WORK REQUIRED => Each line that has the string "children" must be copied from the records below.
----------
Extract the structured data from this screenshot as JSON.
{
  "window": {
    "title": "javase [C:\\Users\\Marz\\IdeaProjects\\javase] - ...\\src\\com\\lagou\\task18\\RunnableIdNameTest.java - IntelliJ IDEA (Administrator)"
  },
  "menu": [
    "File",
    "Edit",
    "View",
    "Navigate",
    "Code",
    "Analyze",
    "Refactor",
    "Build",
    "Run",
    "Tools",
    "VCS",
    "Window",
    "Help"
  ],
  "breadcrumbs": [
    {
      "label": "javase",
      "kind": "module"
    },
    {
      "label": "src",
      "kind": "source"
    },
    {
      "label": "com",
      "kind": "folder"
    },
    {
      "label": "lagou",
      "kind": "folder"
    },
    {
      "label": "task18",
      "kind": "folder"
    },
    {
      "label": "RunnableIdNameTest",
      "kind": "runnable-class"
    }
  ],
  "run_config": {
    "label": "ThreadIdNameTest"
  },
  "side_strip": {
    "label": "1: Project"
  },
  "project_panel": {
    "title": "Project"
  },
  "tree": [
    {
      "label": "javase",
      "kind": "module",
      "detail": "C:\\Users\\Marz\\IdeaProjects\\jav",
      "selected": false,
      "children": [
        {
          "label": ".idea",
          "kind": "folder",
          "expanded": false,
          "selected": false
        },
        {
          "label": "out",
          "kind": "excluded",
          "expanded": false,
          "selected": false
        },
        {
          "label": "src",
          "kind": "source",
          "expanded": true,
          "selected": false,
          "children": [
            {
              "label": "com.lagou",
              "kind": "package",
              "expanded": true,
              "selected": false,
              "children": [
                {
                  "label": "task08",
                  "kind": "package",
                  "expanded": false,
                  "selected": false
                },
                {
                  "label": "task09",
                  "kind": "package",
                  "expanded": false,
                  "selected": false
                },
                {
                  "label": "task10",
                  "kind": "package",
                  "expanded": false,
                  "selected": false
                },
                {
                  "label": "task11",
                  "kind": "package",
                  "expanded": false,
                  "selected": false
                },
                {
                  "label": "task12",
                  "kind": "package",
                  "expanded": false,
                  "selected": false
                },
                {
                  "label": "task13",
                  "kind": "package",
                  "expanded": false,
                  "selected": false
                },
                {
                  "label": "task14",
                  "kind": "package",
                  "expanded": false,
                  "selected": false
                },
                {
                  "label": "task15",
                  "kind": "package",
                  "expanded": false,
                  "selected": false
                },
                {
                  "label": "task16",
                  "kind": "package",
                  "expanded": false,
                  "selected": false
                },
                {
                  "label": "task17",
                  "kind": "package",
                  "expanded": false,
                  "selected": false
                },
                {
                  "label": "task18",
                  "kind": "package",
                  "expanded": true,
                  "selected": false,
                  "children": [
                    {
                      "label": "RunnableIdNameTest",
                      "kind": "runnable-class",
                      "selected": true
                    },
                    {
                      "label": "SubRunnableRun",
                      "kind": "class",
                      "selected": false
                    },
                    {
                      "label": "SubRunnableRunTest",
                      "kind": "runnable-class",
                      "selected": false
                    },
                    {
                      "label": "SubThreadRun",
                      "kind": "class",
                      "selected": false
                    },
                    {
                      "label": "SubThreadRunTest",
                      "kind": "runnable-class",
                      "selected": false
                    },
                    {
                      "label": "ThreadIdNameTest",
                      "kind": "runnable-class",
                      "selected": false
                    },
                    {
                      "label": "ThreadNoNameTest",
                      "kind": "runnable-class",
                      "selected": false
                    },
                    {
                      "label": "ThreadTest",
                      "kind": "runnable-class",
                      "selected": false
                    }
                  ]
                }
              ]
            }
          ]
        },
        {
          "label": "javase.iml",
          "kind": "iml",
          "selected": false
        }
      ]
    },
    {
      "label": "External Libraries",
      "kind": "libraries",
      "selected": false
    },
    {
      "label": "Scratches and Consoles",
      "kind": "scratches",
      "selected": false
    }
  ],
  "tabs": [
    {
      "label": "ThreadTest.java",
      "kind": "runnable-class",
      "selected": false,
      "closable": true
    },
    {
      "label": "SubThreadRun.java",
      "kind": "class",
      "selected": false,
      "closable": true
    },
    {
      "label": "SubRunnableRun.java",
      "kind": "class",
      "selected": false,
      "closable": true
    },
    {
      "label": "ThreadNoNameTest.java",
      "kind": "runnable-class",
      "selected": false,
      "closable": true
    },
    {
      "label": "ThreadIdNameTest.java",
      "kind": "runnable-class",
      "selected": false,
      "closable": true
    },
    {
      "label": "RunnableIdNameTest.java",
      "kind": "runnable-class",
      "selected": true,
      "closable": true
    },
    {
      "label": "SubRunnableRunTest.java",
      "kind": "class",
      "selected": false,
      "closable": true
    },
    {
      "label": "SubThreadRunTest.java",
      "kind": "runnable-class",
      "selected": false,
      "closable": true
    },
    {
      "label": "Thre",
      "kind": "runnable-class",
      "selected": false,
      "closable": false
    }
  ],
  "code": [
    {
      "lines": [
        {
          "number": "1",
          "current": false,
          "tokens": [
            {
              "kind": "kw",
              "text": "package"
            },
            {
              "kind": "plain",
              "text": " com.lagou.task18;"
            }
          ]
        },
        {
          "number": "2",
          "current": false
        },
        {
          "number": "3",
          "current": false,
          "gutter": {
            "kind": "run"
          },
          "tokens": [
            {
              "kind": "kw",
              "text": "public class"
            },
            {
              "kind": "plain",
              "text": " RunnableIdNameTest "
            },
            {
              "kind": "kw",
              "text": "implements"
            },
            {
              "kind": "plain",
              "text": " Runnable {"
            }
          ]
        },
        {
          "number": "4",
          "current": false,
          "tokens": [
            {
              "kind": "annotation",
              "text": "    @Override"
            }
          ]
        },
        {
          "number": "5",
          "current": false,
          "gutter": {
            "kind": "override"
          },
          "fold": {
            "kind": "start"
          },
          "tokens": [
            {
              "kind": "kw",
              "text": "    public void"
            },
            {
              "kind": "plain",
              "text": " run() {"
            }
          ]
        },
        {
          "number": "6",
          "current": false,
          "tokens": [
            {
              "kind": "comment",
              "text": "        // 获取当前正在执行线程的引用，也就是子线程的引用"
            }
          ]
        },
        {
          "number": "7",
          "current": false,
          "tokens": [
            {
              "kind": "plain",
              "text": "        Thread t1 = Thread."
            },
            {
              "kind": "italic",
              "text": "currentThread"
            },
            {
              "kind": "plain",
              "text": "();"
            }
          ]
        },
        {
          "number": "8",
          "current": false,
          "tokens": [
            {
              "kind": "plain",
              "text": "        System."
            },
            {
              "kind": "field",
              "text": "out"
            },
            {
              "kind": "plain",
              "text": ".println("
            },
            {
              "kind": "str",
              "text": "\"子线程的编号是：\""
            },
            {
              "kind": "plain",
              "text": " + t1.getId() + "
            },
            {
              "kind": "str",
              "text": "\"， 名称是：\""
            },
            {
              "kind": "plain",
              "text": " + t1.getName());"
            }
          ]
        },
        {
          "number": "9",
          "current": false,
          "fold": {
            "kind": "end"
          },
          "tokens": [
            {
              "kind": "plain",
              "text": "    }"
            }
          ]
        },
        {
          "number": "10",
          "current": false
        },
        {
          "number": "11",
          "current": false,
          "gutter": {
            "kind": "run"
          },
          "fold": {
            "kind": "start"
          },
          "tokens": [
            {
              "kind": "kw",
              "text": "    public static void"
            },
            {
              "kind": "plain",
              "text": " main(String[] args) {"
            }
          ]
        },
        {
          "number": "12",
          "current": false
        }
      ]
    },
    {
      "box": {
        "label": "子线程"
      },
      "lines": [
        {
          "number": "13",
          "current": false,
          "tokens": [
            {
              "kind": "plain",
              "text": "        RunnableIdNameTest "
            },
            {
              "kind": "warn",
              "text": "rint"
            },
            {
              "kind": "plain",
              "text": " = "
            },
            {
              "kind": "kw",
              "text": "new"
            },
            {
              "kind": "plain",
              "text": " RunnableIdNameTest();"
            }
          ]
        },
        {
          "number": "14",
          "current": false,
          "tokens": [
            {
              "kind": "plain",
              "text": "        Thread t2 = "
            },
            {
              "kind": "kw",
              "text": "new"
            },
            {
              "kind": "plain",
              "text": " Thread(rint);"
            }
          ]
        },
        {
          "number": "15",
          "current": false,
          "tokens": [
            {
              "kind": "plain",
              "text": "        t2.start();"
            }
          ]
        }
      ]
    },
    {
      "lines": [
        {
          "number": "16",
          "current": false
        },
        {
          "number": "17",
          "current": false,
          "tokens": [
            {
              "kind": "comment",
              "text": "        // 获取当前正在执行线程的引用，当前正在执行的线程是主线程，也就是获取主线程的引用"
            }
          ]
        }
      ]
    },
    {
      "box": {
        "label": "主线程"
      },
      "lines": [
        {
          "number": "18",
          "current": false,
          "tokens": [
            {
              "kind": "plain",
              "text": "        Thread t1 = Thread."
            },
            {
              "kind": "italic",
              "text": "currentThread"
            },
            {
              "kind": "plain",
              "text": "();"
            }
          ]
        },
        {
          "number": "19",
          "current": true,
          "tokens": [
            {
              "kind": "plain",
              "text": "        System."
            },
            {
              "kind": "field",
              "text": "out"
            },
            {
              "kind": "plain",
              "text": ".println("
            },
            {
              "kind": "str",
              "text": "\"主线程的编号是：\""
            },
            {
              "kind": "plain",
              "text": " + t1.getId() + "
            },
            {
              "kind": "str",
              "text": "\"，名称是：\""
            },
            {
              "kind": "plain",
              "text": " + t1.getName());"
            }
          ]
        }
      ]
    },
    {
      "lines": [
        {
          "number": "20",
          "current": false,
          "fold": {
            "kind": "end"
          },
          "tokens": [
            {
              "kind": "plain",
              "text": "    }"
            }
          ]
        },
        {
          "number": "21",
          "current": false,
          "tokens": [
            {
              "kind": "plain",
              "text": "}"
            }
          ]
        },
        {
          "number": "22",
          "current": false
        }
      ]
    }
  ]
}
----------
ANSWER =>
      "children": [
          "children": [
              "children": [
                  "children": [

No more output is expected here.